▶ Work to be completed
Scan the lines below for the string "title" and copy every one that has it.

###

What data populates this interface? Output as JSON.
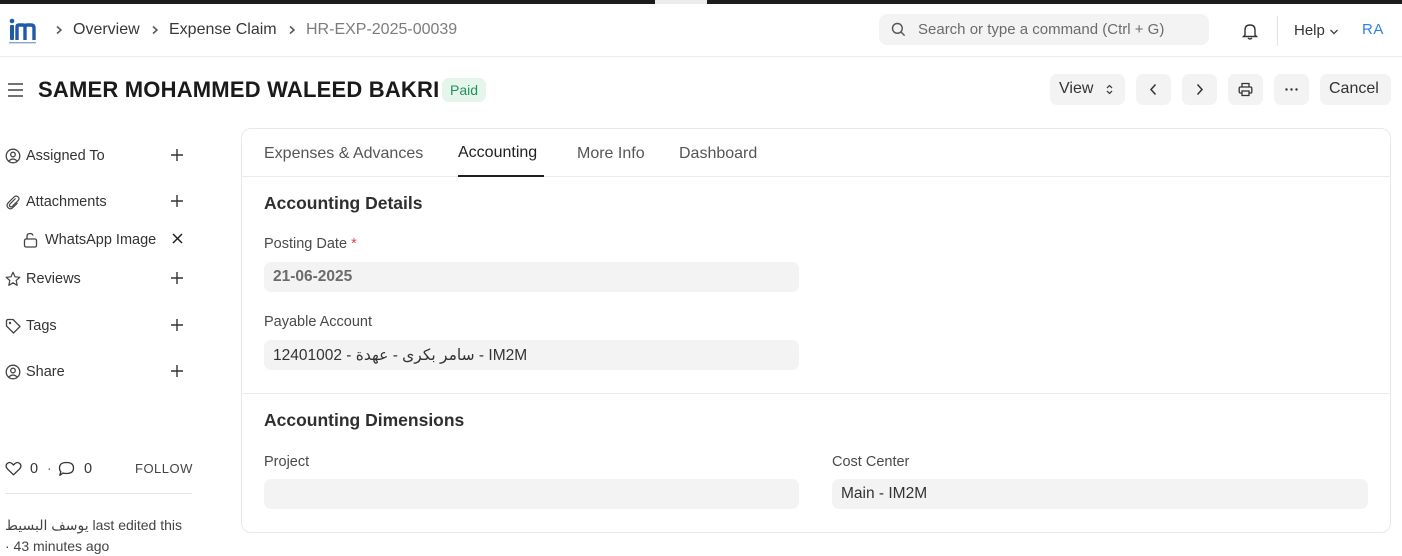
{
  "breadcrumbs": {
    "overview": "Overview",
    "doctype": "Expense Claim",
    "docname": "HR-EXP-2025-00039"
  },
  "search": {
    "placeholder": "Search or type a command (Ctrl + G)"
  },
  "navbar": {
    "help": "Help",
    "avatar": "RA"
  },
  "header": {
    "title": "SAMER MOHAMMED WALEED BAKRI",
    "status": "Paid",
    "view_label": "View",
    "cancel_label": "Cancel"
  },
  "sidebar": {
    "items": [
      {
        "label": "Assigned To",
        "icon": "assign-icon"
      },
      {
        "label": "Attachments",
        "icon": "paperclip-icon"
      },
      {
        "label": "Reviews",
        "icon": "star-icon"
      },
      {
        "label": "Tags",
        "icon": "tag-icon"
      },
      {
        "label": "Share",
        "icon": "share-icon"
      }
    ],
    "attachment": "WhatsApp Image",
    "likes": "0",
    "comments": "0",
    "separator": "·",
    "follow": "FOLLOW",
    "edited_line1": "يوسف البسيط last edited this",
    "edited_line2": "· 43 minutes ago"
  },
  "tabs": [
    "Expenses & Advances",
    "Accounting",
    "More Info",
    "Dashboard"
  ],
  "accounting_details": {
    "title": "Accounting Details",
    "posting_date_label": "Posting Date",
    "required_mark": "*",
    "posting_date_value": "21-06-2025",
    "payable_account_label": "Payable Account",
    "payable_account_value": "12401002 - سامر بكرى - عهدة - IM2M"
  },
  "accounting_dimensions": {
    "title": "Accounting Dimensions",
    "project_label": "Project",
    "project_value": "",
    "cost_center_label": "Cost Center",
    "cost_center_value": "Main - IM2M"
  },
  "colors": {
    "accent": "#2f80ed",
    "status_bg": "#e4f5e9",
    "status_text": "#278f5e",
    "field_bg": "#f3f3f3"
  }
}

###

▶ Response to this exercise
    "title": "SAMER MOHAMMED WALEED BAKRI",
    "title": "Accounting Details",
    "title": "Accounting Dimensions",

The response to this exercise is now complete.